Common Border Dummy Variable value is 2.764532, that means that common boarder tends to reduce Belarusian exports by about 0.94 per cent, and this effect is statistically significant at 10 per cent level.
Former Soviet Union dummy value is 0.1235377, but this effect is statistically insignificant. Common soviet history doesn’t have significant influence on Belarusian exports to country partner.
When Belarusian exports to its main trading partners were studied, several conclusions could be made. First of all, the export structure of Belarus differs a lot from that of an average industrialized country. Therefore also the results of this study differed from those that are usually gotten from gravity model studies of industrialized countries.
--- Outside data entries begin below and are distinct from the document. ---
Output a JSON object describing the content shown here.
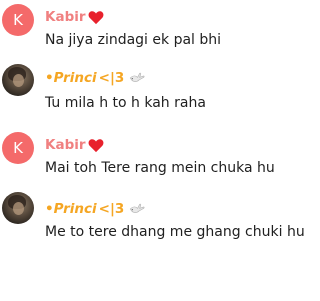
{
  "messages": [
    {
      "avatar_letter": "K",
      "sender": "Kabir",
      "sender_suffix": "",
      "badge_icon": "heart-icon",
      "text": "Na jiya zindagi ek pal bhi"
    },
    {
      "avatar_letter": "",
      "sender": "•Princi",
      "sender_suffix": "<|3",
      "badge_icon": "dove-icon",
      "text": "Tu mila h to h kah raha"
    },
    {
      "avatar_letter": "K",
      "sender": "Kabir",
      "sender_suffix": "",
      "badge_icon": "heart-icon",
      "text": "Mai toh Tere rang mein chuka hu"
    },
    {
      "avatar_letter": "",
      "sender": "•Princi",
      "sender_suffix": "<|3",
      "badge_icon": "dove-icon",
      "text": "Me to tere dhang me ghang chuki hu"
    }
  ],
  "colors": {
    "kabir_name": "#f08080",
    "princi_name": "#f5a623",
    "avatar_bg": "#f46a6a",
    "heart": "#e8212c"
  }
}
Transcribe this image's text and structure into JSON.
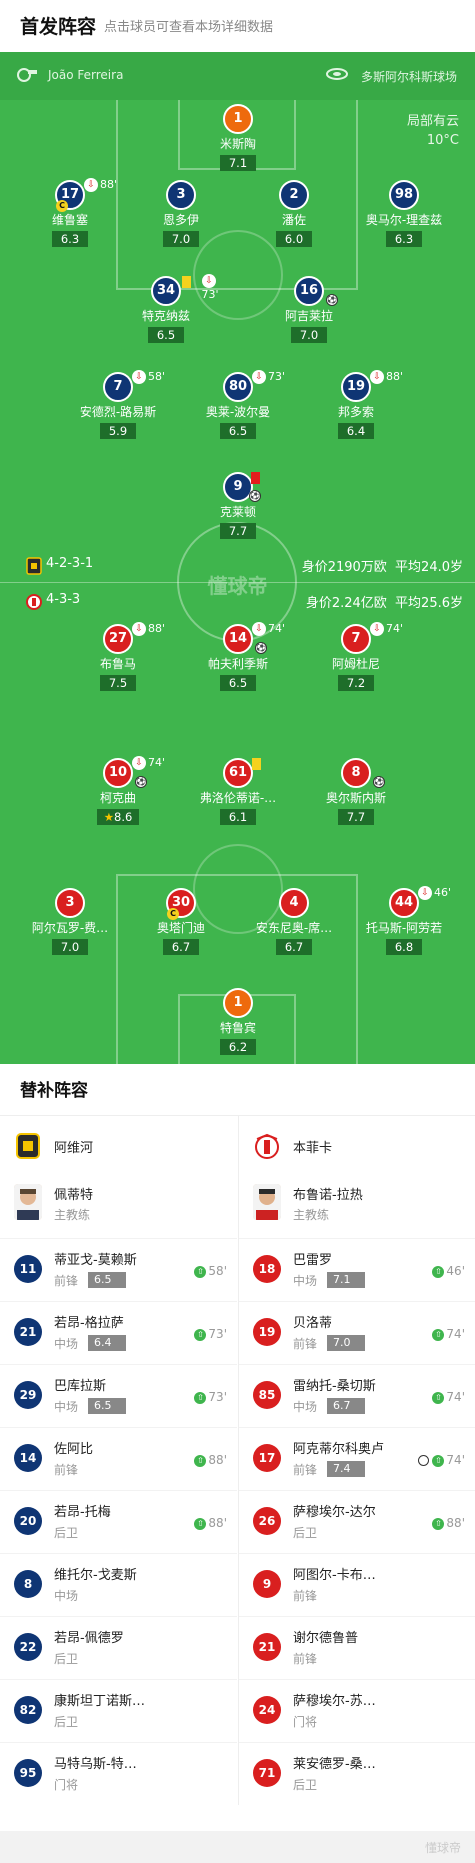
{
  "header": {
    "title": "首发阵容",
    "subtitle": "点击球员可查看本场详细数据"
  },
  "match": {
    "referee": "João Ferreira",
    "venue": "多斯阿尔科斯球场",
    "weather": "局部有云",
    "temperature": "10°C"
  },
  "home": {
    "formation": "4-2-3-1",
    "value": "身价2190万欧",
    "age": "平均24.0岁"
  },
  "away": {
    "formation": "4-3-3",
    "value": "身价2.24亿欧",
    "age": "平均25.6岁"
  },
  "watermark": "懂球帝",
  "home_players": [
    {
      "num": "1",
      "name": "米斯陶",
      "rating": "7.1"
    },
    {
      "num": "17",
      "name": "维鲁塞",
      "rating": "6.3",
      "sub_min": "88'"
    },
    {
      "num": "3",
      "name": "恩多伊",
      "rating": "7.0"
    },
    {
      "num": "2",
      "name": "潘佐",
      "rating": "6.0"
    },
    {
      "num": "98",
      "name": "奥马尔-理查兹",
      "rating": "6.3"
    },
    {
      "num": "34",
      "name": "特克纳兹",
      "rating": "6.5",
      "sub_min": "73'"
    },
    {
      "num": "16",
      "name": "阿吉莱拉",
      "rating": "7.0"
    },
    {
      "num": "7",
      "name": "安德烈-路易斯",
      "rating": "5.9",
      "sub_min": "58'"
    },
    {
      "num": "80",
      "name": "奥莱-波尔曼",
      "rating": "6.5",
      "sub_min": "73'"
    },
    {
      "num": "19",
      "name": "邦多索",
      "rating": "6.4",
      "sub_min": "88'"
    },
    {
      "num": "9",
      "name": "克莱顿",
      "rating": "7.7"
    }
  ],
  "away_players": [
    {
      "num": "27",
      "name": "布鲁马",
      "rating": "7.5",
      "sub_min": "88'"
    },
    {
      "num": "14",
      "name": "帕夫利季斯",
      "rating": "6.5",
      "sub_min": "74'"
    },
    {
      "num": "7",
      "name": "阿姆杜尼",
      "rating": "7.2",
      "sub_min": "74'"
    },
    {
      "num": "10",
      "name": "柯克曲",
      "rating": "8.6",
      "sub_min": "74'"
    },
    {
      "num": "61",
      "name": "弗洛伦蒂诺-…",
      "rating": "6.1"
    },
    {
      "num": "8",
      "name": "奥尔斯内斯",
      "rating": "7.7"
    },
    {
      "num": "3",
      "name": "阿尔瓦罗-费…",
      "rating": "7.0"
    },
    {
      "num": "30",
      "name": "奥塔门迪",
      "rating": "6.7"
    },
    {
      "num": "4",
      "name": "安东尼奥-席…",
      "rating": "6.7"
    },
    {
      "num": "44",
      "name": "托马斯-阿劳若",
      "rating": "6.8",
      "sub_min": "46'"
    },
    {
      "num": "1",
      "name": "特鲁宾",
      "rating": "6.2"
    }
  ],
  "subs": {
    "title": "替补阵容",
    "left": {
      "team": "阿维河",
      "coach": "佩蒂特",
      "coach_role": "主教练",
      "players": [
        {
          "num": "11",
          "name": "蒂亚戈-莫赖斯",
          "pos": "前锋",
          "rating": "6.5",
          "in": "58'"
        },
        {
          "num": "21",
          "name": "若昂-格拉萨",
          "pos": "中场",
          "rating": "6.4",
          "in": "73'"
        },
        {
          "num": "29",
          "name": "巴库拉斯",
          "pos": "中场",
          "rating": "6.5",
          "in": "73'"
        },
        {
          "num": "14",
          "name": "佐阿比",
          "pos": "前锋",
          "in": "88'"
        },
        {
          "num": "20",
          "name": "若昂-托梅",
          "pos": "后卫",
          "in": "88'"
        },
        {
          "num": "8",
          "name": "维托尔-戈麦斯",
          "pos": "中场"
        },
        {
          "num": "22",
          "name": "若昂-佩德罗",
          "pos": "后卫"
        },
        {
          "num": "82",
          "name": "康斯坦丁诺斯…",
          "pos": "后卫"
        },
        {
          "num": "95",
          "name": "马特乌斯-特…",
          "pos": "门将"
        }
      ]
    },
    "right": {
      "team": "本菲卡",
      "coach": "布鲁诺-拉热",
      "coach_role": "主教练",
      "players": [
        {
          "num": "18",
          "name": "巴雷罗",
          "pos": "中场",
          "rating": "7.1",
          "in": "46'"
        },
        {
          "num": "19",
          "name": "贝洛蒂",
          "pos": "前锋",
          "rating": "7.0",
          "in": "74'"
        },
        {
          "num": "85",
          "name": "雷纳托-桑切斯",
          "pos": "中场",
          "rating": "6.7",
          "in": "74'"
        },
        {
          "num": "17",
          "name": "阿克蒂尔科奥卢",
          "pos": "前锋",
          "rating": "7.4",
          "in": "74'"
        },
        {
          "num": "26",
          "name": "萨穆埃尔-达尔",
          "pos": "后卫",
          "in": "88'"
        },
        {
          "num": "9",
          "name": "阿图尔-卡布…",
          "pos": "前锋"
        },
        {
          "num": "21",
          "name": "谢尔德鲁普",
          "pos": "前锋"
        },
        {
          "num": "24",
          "name": "萨穆埃尔-苏…",
          "pos": "门将"
        },
        {
          "num": "71",
          "name": "莱安德罗-桑…",
          "pos": "后卫"
        }
      ]
    }
  },
  "footer": {
    "watermark": "懂球帝"
  }
}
Majority of Belarusian exports are raw materials, oil products, potassium fertilizers.
Secondly, the distance between Belarus and its trading partners doesn’t really affect the Belarusian exports, whereas for an average industrialized country a long distance to a trading partner tends to decrease trade significantly. A likely explanation for also this result could be the export structure of Belarus. Raw material markets are global and some of them have to be exported very long distances, as they can be produced in only certain locations.
Also the population of the export market seems to be a bad variable to explain Belarusian exports. Once again, the demand for raw materials doesn’t depend on the size of population, but it does seem to depend on the wealth of the nation. According to this study the wealth (GDP size) of a country seems to explain some of the demand for Belarusian exports and especially the demand for oil products exports. This result matches with the intuition, as a wealthy country has typically higher need for raw materials, gasoline and energy than a less developed country has.
There is also a strong negative correlation between Belarusian population and Belarusian exports, but there is still no reason to believe that a decline in Belarusian population would cause increase in Belarusian exports. This relationship seems to be rather just a coincidence. Belarusian population declined on average during the period studied, while the Belarusian exports increase rapidly.